    And finally a general suggestion: rather than filtering all your input for anything that looks like it might be suspicious, it may be easier to keep a list of valid options (template filenames, template variable names) and then just verify that each selected option matches one which is available. I see that Masem has kindly provided an example.

    Good luck with your project!

      Thanks for the help, I would really like to see how you would write it.

      The reson I did not use the header option in the is that it did not work it kept giving me a script error on the server. I use the to process the form data.

      I can not have a static list of templates such as default extra, because this script would be used on a number of different forms.

      Like I said before I'm only trying to making this script work the way the first script worked.
        Ok, this problem is that if you POST and have a query string, by default will only put the form values that are "POSTed" into the param() function, and ignore the query string.

        There is a hack provided by the author that will allow it to process both the query string and the POSTed values together. You can check the CGI docs for more info, but basically search for "cake and eat it" in the file and uncomment the next line of code.

        $code or die
        Using perl at
        The Spiders Web
        Are you doing:
        print $query->header;
        print header;
        If the latter, you will need to change your use CGI into:
        use CGI qw(:standard);
        Or something of that sort, as CGI is not exporting any functions by default.
                       s aamecha.s a..a\u$&owag.print
Re: Second hack at Secure Mailer
by Masem (Monsignor) on Feb 15, 2001 at 03:38 UTC
    The only thing that gets me is the starting point, namely this template file. The fact that you're getting the name of the file directly from the CGI QUERY_STRING, even with all the various s/// operators in there, can still *possibly* leave you open for the "; rm -rf /" attacks. You may have that fixed, but for some reason that concerns me.

    Here's my suggestion: Since this appears to be selecting a template file from a limited number of choices, how about creating a hash that maps a template keyword to the actual filename that you use, so that the open call will only see a filename that *you* specify and doesn't at all come from the CGI query.

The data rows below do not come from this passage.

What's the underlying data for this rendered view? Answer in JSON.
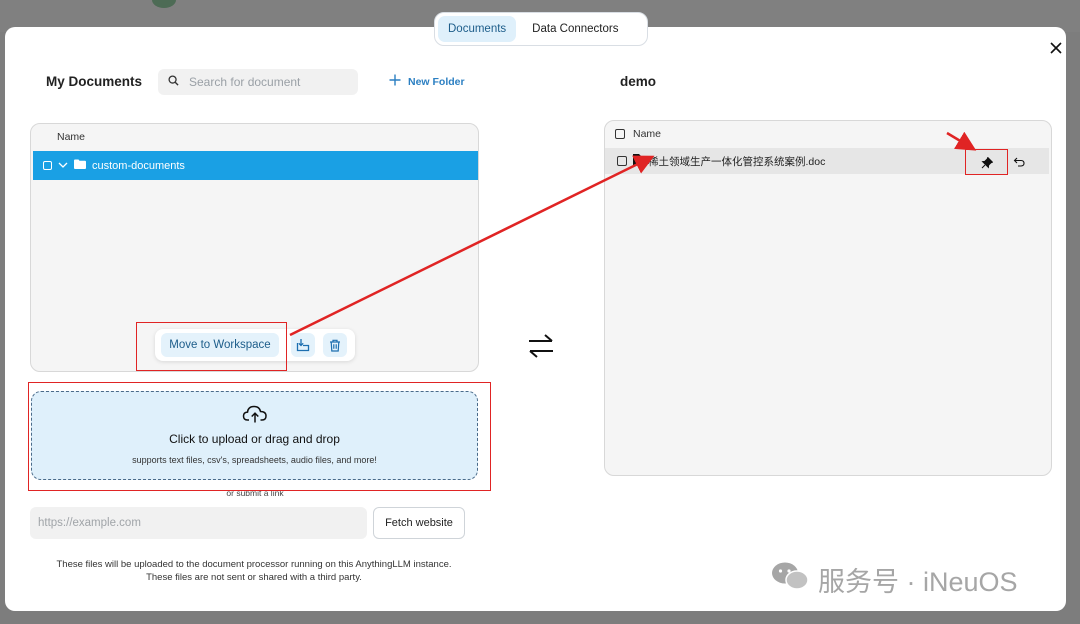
{
  "tabs": [
    {
      "label": "Documents",
      "active": true
    },
    {
      "label": "Data Connectors",
      "active": false
    }
  ],
  "left": {
    "title": "My Documents",
    "search_placeholder": "Search for document",
    "new_folder_label": "New Folder",
    "column_name": "Name",
    "folder_name": "custom-documents",
    "move_button": "Move to Workspace"
  },
  "upload": {
    "title": "Click to upload or drag and drop",
    "subtitle": "supports text files, csv's, spreadsheets, audio files, and more!",
    "submit_link_text": "or submit a link",
    "url_placeholder": "https://example.com",
    "fetch_button": "Fetch website",
    "disclaimer_line1": "These files will be uploaded to the document processor running on this AnythingLLM instance.",
    "disclaimer_line2": "These files are not sent or shared with a third party."
  },
  "right": {
    "title": "demo",
    "column_name": "Name",
    "file_name": "稀土领域生产一体化管控系统案例.doc"
  },
  "watermark": "服务号 · iNeuOS",
  "colors": {
    "accent": "#1aa0e4",
    "annotation_red": "#e02424",
    "upload_bg": "#dff0fb"
  }
}
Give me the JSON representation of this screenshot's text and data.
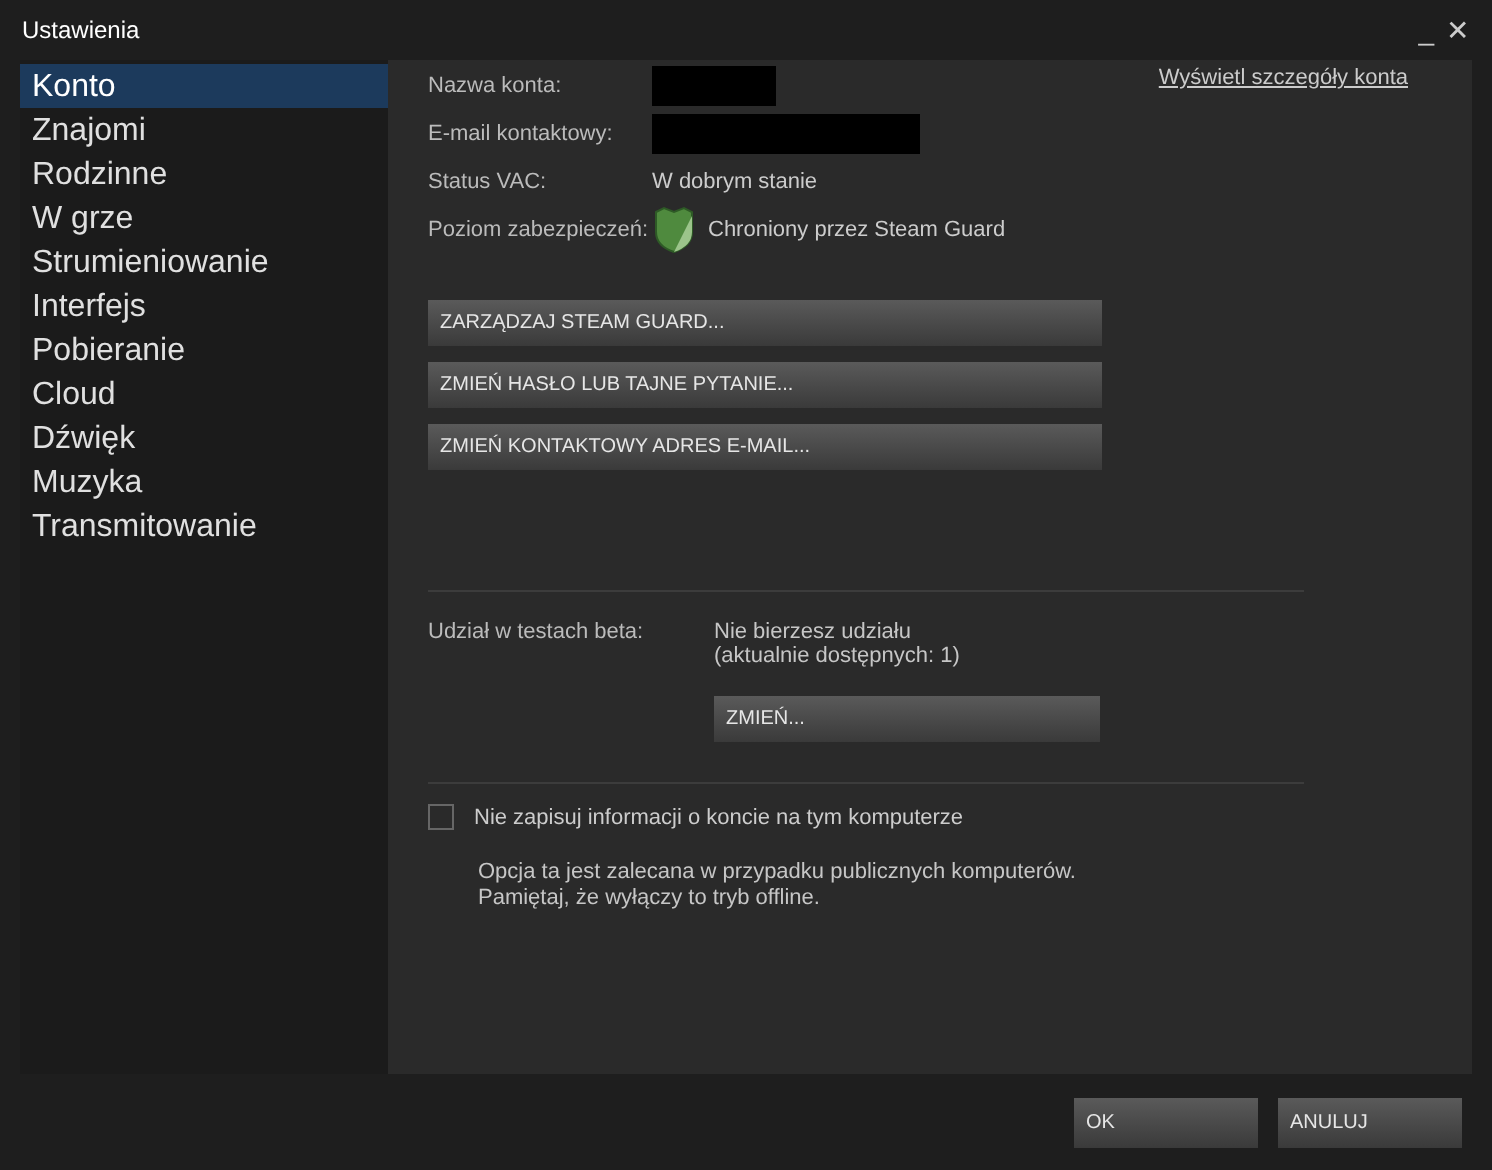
{
  "window": {
    "title": "Ustawienia",
    "controls": [
      "_",
      "✕"
    ]
  },
  "sidebar": {
    "items": [
      {
        "label": "Konto",
        "selected": true
      },
      {
        "label": "Znajomi",
        "selected": false
      },
      {
        "label": "Rodzinne",
        "selected": false
      },
      {
        "label": "W grze",
        "selected": false
      },
      {
        "label": "Strumieniowanie",
        "selected": false
      },
      {
        "label": "Interfejs",
        "selected": false
      },
      {
        "label": "Pobieranie",
        "selected": false
      },
      {
        "label": "Cloud",
        "selected": false
      },
      {
        "label": "Dźwięk",
        "selected": false
      },
      {
        "label": "Muzyka",
        "selected": false
      },
      {
        "label": "Transmitowanie",
        "selected": false
      }
    ]
  },
  "account": {
    "details_link": "Wyświetl szczegóły konta",
    "fields": [
      {
        "label": "Nazwa konta:",
        "kind": "redacted"
      },
      {
        "label": "E-mail kontaktowy:",
        "kind": "redacted"
      },
      {
        "label": "Status VAC:",
        "kind": "text",
        "value": "W dobrym stanie"
      },
      {
        "label": "Poziom zabezpieczeń:",
        "kind": "shield",
        "value": "Chroniony przez Steam Guard"
      }
    ],
    "buttons": [
      "ZARZĄDZAJ STEAM GUARD...",
      "ZMIEŃ HASŁO LUB TAJNE PYTANIE...",
      "ZMIEŃ KONTAKTOWY ADRES E-MAIL..."
    ]
  },
  "beta": {
    "label": "Udział w testach beta:",
    "status": "Nie bierzesz udziału",
    "available": "(aktualnie dostępnych: 1)",
    "button": "ZMIEŃ..."
  },
  "remember": {
    "label": "Nie zapisuj informacji o koncie na tym komputerze",
    "checked": false,
    "note": [
      "Opcja ta jest zalecana w przypadku publicznych komputerów.",
      "Pamiętaj, że wyłączy to tryb offline."
    ]
  },
  "footer": {
    "buttons": [
      "OK",
      "ANULUJ"
    ]
  }
}
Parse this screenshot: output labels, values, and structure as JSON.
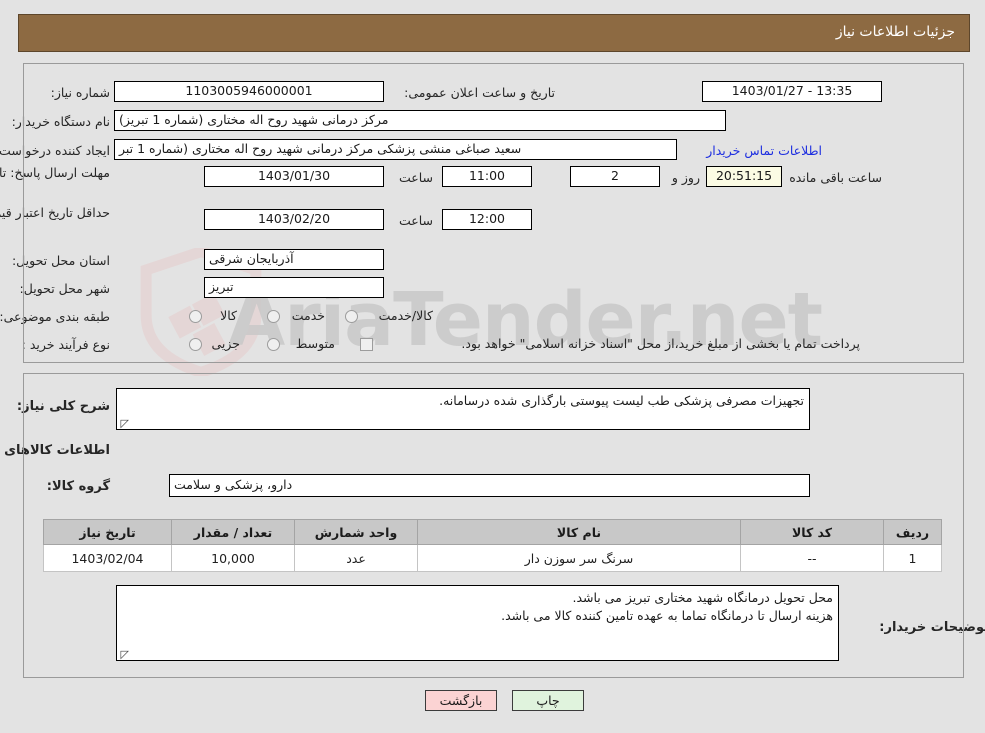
{
  "header": {
    "title": "جزئیات اطلاعات نیاز"
  },
  "watermark": {
    "text": "AriaTender.net",
    "shield_color": "#e8b9b9",
    "text_color": "#c9c9c9"
  },
  "form": {
    "need_number": {
      "label": "شماره نیاز:",
      "value": "1103005946000001"
    },
    "public_announce": {
      "label": "تاریخ و ساعت اعلان عمومی:",
      "value": "13:35 - 1403/01/27"
    },
    "buyer_org": {
      "label": "نام دستگاه خریدار:",
      "value": "مرکز درمانی شهید روح اله مختاری (شماره 1 تبریز)"
    },
    "requester": {
      "label": "ایجاد کننده درخواست:",
      "value": "سعید صباغی منشی  پزشکی مرکز درمانی شهید روح اله مختاری (شماره 1 تبر",
      "contact_link": "اطلاعات تماس خریدار"
    },
    "reply_deadline": {
      "label": "مهلت ارسال پاسخ: تا تاریخ:",
      "date": "1403/01/30",
      "time_label": "ساعت",
      "time": "11:00",
      "days": "2",
      "days_unit_label": "روز و",
      "countdown": "20:51:15",
      "countdown_suffix": "ساعت باقی مانده"
    },
    "price_validity": {
      "label": "حداقل تاریخ اعتبار قیمت: تا تاریخ:",
      "date": "1403/02/20",
      "time_label": "ساعت",
      "time": "12:00"
    },
    "delivery_province": {
      "label": "استان محل تحویل:",
      "value": "آذربایجان شرقی"
    },
    "delivery_city": {
      "label": "شهر محل تحویل:",
      "value": "تبریز"
    },
    "classification": {
      "label": "طبقه بندی موضوعی:",
      "options": [
        "کالا",
        "خدمت",
        "کالا/خدمت"
      ],
      "selected": ""
    },
    "purchase_process": {
      "label": "نوع فرآیند خرید :",
      "options": [
        "جزیی",
        "متوسط"
      ],
      "selected": "",
      "checkbox_note": "پرداخت تمام یا بخشی از مبلغ خرید،از محل \"اسناد خزانه اسلامی\" خواهد بود.",
      "checkbox_checked": false
    }
  },
  "description": {
    "label": "شرح کلی نیاز:",
    "value": "تجهیزات مصرفی پزشکی طب لیست پیوستی بارگذاری شده درسامانه."
  },
  "goods_section": {
    "title": "اطلاعات کالاهای مورد نیاز",
    "group_label": "گروه کالا:",
    "group_value": "دارو، پزشکی و سلامت"
  },
  "table": {
    "columns": [
      "ردیف",
      "کد کالا",
      "نام کالا",
      "واحد شمارش",
      "تعداد / مقدار",
      "تاریخ نیاز"
    ],
    "rows": [
      {
        "row_no": "1",
        "code": "--",
        "name": "سرنگ سر سوزن دار",
        "unit": "عدد",
        "quantity": "10,000",
        "need_date": "1403/02/04"
      }
    ]
  },
  "buyer_notes": {
    "label": "توضیحات خریدار:",
    "line1": "محل تحویل درمانگاه شهید مختاری تبریز می باشد.",
    "line2": "هزینه ارسال تا درمانگاه تماما به عهده تامین کننده کالا می باشد."
  },
  "footer": {
    "back_label": "بازگشت",
    "print_label": "چاپ"
  }
}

The only major check you'll need is to add a default option if the template keyword parameter is not in your hash, but this is trivial. eg:

    my %template_hash = ( default => "www/default.tmp", detailed => "www/detail.tmp", brief => "www/brief.tmp" ); # $temp still gotten as before, could also be cgi->param my $template_file = ( defined $template_hash{ $temp } ) ? $template_hash{ $temp } : $template_hash{ 'default' }; # Continue on as above.